Picks and Pans Review: Imagining Argentina

updated 01/18/1988 AT 01:00 AM EST

originally published 01/18/1988 AT 01:00 AM EST

by Lawrence Thornton

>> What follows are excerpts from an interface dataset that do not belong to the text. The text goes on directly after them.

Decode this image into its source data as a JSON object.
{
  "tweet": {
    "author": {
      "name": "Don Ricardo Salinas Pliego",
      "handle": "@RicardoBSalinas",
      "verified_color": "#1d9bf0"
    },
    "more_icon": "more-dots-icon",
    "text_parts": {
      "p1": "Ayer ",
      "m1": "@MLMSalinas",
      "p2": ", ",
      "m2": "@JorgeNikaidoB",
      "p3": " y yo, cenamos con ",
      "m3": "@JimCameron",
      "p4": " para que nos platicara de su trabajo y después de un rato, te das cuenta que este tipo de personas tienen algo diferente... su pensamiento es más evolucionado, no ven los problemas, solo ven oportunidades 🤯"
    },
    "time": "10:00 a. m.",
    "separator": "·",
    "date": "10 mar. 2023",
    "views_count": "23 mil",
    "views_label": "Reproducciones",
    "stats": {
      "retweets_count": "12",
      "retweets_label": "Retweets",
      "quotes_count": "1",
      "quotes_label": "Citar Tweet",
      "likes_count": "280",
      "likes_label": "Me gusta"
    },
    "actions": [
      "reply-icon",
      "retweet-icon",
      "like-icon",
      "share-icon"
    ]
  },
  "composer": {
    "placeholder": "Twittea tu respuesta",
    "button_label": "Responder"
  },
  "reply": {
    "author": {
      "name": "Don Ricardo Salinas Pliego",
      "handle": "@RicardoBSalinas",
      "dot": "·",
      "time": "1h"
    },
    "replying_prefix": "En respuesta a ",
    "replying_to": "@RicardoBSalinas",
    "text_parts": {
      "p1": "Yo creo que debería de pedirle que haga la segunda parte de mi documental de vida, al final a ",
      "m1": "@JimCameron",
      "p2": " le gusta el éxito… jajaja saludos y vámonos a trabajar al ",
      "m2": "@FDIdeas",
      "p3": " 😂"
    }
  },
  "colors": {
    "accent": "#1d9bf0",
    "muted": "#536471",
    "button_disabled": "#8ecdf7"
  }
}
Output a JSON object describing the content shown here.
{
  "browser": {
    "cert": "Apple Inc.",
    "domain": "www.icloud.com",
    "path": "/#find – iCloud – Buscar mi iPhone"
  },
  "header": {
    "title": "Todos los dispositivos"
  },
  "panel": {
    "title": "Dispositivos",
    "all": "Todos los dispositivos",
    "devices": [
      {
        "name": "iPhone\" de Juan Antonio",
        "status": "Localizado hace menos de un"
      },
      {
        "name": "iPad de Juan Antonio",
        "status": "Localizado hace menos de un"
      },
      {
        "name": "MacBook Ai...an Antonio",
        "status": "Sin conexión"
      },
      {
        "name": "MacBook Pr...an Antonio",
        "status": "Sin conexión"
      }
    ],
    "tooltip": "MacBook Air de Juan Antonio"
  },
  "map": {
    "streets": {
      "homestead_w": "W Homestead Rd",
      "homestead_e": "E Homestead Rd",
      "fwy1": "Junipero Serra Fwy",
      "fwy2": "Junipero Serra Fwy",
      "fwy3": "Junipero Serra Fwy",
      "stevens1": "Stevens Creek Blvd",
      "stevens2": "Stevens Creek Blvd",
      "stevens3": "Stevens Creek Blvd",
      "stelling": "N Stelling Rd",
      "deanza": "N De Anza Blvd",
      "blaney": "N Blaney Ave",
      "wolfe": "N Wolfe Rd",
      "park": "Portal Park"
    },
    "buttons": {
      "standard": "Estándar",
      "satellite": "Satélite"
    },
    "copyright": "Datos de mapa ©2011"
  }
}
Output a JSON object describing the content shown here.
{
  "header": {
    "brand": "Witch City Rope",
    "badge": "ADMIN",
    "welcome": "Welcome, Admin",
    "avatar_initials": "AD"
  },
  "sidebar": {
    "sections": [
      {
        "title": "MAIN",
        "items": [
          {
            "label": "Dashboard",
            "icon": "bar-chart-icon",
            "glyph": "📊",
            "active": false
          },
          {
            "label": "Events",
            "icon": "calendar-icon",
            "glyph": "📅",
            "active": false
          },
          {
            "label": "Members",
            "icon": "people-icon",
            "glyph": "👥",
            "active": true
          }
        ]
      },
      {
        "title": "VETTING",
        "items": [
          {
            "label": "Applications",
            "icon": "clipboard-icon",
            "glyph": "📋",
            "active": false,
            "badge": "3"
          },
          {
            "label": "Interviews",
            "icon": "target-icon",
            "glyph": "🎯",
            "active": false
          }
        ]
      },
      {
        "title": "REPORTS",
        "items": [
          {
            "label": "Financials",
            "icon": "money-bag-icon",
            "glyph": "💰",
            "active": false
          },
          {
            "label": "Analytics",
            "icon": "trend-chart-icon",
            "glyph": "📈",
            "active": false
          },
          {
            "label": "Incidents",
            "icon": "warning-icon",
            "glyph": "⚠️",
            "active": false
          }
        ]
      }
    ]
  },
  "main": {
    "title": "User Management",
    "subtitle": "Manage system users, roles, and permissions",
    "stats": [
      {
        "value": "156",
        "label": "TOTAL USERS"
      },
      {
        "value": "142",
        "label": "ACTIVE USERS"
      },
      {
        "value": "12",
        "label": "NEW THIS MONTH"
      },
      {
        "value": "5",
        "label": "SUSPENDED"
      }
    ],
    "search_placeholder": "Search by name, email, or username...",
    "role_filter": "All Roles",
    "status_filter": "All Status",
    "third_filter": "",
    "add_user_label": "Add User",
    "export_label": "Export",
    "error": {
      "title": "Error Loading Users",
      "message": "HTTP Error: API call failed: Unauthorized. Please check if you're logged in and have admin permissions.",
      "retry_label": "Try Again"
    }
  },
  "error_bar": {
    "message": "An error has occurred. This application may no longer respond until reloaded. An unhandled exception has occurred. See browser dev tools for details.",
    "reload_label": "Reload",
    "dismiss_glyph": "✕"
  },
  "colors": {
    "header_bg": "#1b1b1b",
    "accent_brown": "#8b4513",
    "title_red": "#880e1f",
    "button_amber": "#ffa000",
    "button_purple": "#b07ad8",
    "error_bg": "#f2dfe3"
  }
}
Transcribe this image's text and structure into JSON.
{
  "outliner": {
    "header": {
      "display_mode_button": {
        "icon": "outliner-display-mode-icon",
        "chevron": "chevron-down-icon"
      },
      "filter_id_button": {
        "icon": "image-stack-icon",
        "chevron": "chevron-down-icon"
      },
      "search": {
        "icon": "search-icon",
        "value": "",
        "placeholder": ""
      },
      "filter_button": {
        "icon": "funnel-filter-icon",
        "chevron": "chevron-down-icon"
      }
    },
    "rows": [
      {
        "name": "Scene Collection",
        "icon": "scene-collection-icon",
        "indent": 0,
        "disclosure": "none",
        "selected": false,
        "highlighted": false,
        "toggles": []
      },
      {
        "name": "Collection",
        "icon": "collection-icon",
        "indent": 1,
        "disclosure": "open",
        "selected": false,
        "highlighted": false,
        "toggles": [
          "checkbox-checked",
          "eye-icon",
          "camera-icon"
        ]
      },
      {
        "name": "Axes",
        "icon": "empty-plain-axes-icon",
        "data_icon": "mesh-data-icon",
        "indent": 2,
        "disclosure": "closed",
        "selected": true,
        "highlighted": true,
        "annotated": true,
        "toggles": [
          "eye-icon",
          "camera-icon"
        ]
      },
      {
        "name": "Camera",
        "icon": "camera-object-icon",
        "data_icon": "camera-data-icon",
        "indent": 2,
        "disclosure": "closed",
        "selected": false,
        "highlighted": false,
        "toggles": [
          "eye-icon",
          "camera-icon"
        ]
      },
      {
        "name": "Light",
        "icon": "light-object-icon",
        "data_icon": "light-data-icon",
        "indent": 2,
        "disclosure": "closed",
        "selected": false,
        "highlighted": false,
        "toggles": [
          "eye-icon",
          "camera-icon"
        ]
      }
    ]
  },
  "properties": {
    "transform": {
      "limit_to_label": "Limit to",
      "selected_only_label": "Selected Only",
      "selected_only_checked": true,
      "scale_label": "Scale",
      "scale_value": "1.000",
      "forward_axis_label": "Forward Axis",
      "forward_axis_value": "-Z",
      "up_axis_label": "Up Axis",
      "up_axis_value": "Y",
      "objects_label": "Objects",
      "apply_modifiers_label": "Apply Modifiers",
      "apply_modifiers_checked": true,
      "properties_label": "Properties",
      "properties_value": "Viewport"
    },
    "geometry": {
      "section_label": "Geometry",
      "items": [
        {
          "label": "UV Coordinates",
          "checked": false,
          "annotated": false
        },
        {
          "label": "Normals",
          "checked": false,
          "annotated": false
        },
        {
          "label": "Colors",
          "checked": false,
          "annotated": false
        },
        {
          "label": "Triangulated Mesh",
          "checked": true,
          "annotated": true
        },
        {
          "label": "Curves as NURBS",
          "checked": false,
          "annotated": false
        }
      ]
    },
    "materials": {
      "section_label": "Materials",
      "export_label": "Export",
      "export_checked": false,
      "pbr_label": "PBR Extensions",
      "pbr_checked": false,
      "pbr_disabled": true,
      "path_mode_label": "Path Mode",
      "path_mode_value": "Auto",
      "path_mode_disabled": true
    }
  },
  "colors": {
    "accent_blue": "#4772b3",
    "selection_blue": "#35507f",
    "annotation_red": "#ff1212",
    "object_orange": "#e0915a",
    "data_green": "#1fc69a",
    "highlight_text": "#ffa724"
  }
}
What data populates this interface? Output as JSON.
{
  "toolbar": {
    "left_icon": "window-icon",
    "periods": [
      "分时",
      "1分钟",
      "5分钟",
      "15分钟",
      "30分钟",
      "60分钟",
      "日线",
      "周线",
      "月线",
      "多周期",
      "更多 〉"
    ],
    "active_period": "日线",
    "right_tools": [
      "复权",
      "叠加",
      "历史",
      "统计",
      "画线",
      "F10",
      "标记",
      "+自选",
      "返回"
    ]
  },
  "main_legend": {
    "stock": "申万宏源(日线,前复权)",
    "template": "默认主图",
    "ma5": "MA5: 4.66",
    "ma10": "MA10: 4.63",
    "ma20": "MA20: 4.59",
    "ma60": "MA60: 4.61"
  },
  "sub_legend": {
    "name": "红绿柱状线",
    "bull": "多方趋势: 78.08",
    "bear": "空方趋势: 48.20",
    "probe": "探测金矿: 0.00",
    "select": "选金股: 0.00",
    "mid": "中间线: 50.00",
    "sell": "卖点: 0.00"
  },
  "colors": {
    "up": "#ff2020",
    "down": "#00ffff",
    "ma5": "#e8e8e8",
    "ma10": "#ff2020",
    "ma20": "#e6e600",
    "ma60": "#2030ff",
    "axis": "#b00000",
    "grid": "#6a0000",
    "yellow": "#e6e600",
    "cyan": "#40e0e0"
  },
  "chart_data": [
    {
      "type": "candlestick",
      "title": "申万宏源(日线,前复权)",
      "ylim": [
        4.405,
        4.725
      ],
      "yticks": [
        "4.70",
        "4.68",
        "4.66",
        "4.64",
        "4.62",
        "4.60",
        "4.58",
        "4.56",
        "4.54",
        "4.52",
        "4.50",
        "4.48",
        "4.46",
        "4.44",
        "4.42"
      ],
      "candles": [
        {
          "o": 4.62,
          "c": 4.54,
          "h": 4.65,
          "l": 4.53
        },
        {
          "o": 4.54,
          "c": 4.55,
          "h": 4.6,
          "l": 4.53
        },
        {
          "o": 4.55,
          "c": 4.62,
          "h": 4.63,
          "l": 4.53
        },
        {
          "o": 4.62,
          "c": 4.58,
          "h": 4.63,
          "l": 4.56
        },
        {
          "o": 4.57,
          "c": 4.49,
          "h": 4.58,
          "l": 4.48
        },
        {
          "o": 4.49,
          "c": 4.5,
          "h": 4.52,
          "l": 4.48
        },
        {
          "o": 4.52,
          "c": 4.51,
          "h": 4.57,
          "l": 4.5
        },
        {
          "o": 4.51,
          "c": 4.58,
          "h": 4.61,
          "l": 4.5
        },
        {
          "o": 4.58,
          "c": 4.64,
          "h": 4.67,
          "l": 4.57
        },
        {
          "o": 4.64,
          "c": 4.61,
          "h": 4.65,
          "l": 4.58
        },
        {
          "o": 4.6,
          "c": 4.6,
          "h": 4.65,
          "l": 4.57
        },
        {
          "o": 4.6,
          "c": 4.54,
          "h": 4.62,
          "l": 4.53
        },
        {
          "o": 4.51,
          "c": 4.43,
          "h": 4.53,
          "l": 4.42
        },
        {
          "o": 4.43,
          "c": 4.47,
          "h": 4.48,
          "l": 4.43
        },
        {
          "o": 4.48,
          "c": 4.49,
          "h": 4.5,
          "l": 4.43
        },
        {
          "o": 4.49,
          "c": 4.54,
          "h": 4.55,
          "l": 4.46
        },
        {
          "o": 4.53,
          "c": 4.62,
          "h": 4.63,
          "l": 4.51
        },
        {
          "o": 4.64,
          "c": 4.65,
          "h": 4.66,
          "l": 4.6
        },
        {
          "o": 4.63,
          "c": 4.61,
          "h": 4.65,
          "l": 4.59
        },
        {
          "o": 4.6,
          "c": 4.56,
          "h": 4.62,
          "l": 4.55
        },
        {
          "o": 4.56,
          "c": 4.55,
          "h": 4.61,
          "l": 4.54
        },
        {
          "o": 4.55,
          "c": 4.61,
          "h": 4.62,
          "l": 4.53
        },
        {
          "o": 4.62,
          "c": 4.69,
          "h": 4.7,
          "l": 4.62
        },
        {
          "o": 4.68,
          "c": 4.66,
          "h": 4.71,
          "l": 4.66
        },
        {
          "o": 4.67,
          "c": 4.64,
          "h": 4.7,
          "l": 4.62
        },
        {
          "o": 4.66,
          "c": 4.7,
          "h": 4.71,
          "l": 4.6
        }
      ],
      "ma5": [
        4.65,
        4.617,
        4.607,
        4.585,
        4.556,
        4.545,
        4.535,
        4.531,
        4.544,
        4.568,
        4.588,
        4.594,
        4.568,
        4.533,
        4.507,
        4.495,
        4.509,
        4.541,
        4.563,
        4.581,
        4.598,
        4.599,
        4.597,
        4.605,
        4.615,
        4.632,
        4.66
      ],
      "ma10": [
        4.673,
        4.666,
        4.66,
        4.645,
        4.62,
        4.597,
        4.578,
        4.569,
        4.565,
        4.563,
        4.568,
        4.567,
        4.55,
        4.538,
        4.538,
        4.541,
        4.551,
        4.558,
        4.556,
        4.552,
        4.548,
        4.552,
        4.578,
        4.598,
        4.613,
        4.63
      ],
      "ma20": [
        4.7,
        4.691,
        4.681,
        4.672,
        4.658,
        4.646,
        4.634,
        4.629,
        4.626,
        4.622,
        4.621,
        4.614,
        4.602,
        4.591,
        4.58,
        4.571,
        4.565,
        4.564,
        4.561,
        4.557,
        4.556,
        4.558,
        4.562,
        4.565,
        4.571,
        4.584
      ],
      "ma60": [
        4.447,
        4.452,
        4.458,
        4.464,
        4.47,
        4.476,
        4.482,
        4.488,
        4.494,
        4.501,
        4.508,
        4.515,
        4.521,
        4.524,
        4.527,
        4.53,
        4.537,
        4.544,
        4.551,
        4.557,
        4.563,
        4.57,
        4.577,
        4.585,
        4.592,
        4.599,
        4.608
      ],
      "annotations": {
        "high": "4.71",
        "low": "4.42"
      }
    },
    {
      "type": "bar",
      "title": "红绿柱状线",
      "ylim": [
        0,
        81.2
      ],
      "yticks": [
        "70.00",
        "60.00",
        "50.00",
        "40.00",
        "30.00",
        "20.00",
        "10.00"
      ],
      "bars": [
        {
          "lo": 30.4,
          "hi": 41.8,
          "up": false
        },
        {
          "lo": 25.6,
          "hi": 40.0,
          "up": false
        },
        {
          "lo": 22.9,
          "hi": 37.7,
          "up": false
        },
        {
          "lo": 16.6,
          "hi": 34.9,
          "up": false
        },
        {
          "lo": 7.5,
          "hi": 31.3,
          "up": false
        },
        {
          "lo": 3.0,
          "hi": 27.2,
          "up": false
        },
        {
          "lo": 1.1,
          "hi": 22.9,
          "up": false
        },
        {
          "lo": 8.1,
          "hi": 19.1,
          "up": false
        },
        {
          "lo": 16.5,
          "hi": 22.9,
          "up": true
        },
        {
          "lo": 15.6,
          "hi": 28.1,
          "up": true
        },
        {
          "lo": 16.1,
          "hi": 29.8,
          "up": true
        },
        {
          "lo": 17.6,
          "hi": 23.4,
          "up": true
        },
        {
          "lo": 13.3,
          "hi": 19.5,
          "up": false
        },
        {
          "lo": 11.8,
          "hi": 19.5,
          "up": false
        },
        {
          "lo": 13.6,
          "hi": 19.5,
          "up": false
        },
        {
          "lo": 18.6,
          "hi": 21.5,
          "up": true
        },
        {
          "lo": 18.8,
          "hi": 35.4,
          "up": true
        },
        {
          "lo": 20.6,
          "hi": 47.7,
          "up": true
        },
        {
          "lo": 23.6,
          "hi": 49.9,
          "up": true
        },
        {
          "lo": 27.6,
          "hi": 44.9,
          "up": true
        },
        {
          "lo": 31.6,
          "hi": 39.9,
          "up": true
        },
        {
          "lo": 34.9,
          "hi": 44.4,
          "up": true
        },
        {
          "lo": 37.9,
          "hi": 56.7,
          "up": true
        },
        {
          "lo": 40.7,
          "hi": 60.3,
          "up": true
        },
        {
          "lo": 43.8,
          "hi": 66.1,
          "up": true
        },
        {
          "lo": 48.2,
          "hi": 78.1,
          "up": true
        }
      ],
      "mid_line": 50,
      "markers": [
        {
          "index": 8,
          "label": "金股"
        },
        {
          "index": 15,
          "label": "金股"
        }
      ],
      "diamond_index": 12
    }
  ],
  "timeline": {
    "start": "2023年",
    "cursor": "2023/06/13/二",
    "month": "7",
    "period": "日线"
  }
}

Set in Buenos Aires in the late 70s during the horror of los desaparecidos ("the disappeared ones"), this novel is a testament to the power of the imagination to heighten the impact of real events. In a garden fragrant with cyclamen and roses, Carlos Rueda tells nighttime stories that come true. To a frightened but hopeful group of mothers and relatives of the missing, he speaks each week of those who have been kidnapped by the government. Carlos conducts seances where he visualizes the missing, their tortures and their fates. "We should have seen Carlos as a charlatan with good intentions," says the narrator, "but I believe everyone felt what I felt—that we were indeed in a place where anything could happen." For Carlos, a musician and director of the Argentine National Children's Theatre, the sense of triumph that accompanies his visions quickly sours after his own wife and child are kidnapped. Only then do his stories expand beyond mere reports; they begin to explore the emotional and moral conflicts underlying the ruthless repression in Argentina. In a style that owes much to the Argentine writer Jorge Luis Borges, this, the California-born Thornton's first novel, is an engrossing example of how eloquence can challenge the silence bred by fear and ignorance. (Doubleday, $16.95)

From Our Partners